In May, Ford told the government that the problems didn’t “present an unreasonable risk to vehicle safety” because there was a low rate of alleged injuries and the air bag warning lamp provided an “obvious warning” to drivers….Richard Boyd, NHTSA’s acting director of defect investigations, wrote in a Nov. 24 memo that…Ford did not believe the issue “warrants any corrective action” because the number of reports and incidents were low, owners received “adequate warning” from the air bag warning light and the “resulting injuries are minor in nature.” The government said Ford should conduct a recall “to remedy this defective condition.”
Ford executives seem to have taken the position that F-150 owners should have had enough common sense to get their airbag fixed when the airbag light came on…but that seems a little flippant. What if you were heading to the dealership to get the airbag fixed when it suddenly deployed? What if you couldn’t afford the repair? The airbag’s failure mode should be spontaneous detonation, should it?

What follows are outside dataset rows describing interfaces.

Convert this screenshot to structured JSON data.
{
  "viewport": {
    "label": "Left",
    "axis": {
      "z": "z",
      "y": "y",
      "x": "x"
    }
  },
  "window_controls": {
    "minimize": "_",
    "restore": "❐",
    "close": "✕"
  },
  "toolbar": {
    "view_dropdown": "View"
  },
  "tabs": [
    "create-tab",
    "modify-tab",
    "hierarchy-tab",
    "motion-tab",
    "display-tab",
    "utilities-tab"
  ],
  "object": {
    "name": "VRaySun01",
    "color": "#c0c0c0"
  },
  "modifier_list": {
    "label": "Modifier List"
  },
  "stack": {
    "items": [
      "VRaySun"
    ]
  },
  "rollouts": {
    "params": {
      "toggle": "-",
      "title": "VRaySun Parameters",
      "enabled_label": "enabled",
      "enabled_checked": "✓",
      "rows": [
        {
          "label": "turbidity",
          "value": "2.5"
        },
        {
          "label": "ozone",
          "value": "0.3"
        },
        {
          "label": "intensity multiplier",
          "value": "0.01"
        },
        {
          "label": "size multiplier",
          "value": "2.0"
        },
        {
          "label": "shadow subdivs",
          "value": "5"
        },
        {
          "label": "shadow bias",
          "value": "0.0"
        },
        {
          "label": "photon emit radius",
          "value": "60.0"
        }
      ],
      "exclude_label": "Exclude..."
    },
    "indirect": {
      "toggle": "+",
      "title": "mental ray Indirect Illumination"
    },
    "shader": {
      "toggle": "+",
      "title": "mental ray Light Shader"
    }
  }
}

Also, since when did common sense matter in a safety recall? Fears of unintended acceleration in Toyota products led to a series of massive recalls, despite evidence that the problem was both uncommon and easily responded to by removing the ignition key, shifting into netural, etc.
It says here that Ford will be expanding the F150 recall very soon. It also says that Ford executives should be lambasted for trying to weasel out of a safety issue – just like Toyota’s execs were lambasted before congress about this same time last year.
Filed Under: Auto News